Where does the string "false" appear? Copy every line of the entries below that holds it.

• _Records from a data source_
###

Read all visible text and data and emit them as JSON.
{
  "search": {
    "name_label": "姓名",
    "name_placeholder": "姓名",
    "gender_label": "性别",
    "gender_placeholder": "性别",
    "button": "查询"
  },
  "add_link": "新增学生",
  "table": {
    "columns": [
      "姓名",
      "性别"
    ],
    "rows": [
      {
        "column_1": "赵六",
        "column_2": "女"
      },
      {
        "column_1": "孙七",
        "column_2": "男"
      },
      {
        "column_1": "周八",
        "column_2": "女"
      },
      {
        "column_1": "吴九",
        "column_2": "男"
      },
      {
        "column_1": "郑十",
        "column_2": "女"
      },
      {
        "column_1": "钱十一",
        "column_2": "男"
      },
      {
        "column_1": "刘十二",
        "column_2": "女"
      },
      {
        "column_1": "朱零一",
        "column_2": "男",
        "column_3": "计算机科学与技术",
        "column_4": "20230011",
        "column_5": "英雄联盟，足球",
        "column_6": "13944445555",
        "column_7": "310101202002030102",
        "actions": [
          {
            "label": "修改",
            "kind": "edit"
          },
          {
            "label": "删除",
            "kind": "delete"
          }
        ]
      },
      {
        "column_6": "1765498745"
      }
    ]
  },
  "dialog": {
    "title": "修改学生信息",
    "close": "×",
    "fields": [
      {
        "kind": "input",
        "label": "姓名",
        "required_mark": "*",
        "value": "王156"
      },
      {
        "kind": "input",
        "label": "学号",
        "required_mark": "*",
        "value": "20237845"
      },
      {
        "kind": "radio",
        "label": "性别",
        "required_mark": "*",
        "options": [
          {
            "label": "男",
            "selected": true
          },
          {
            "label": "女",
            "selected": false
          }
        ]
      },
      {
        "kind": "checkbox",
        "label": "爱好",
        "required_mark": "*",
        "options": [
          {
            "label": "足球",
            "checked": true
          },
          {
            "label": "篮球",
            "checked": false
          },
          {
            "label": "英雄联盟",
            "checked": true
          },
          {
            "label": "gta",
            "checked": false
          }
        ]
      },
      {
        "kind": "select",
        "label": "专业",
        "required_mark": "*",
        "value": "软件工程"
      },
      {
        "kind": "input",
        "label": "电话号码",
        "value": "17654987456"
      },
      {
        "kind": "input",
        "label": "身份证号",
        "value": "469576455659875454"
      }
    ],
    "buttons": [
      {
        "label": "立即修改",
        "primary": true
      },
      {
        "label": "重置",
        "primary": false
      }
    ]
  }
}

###

• _EXPECTED ANSWER_
            "selected": false
            "checked": false
            "checked": false
        "primary": false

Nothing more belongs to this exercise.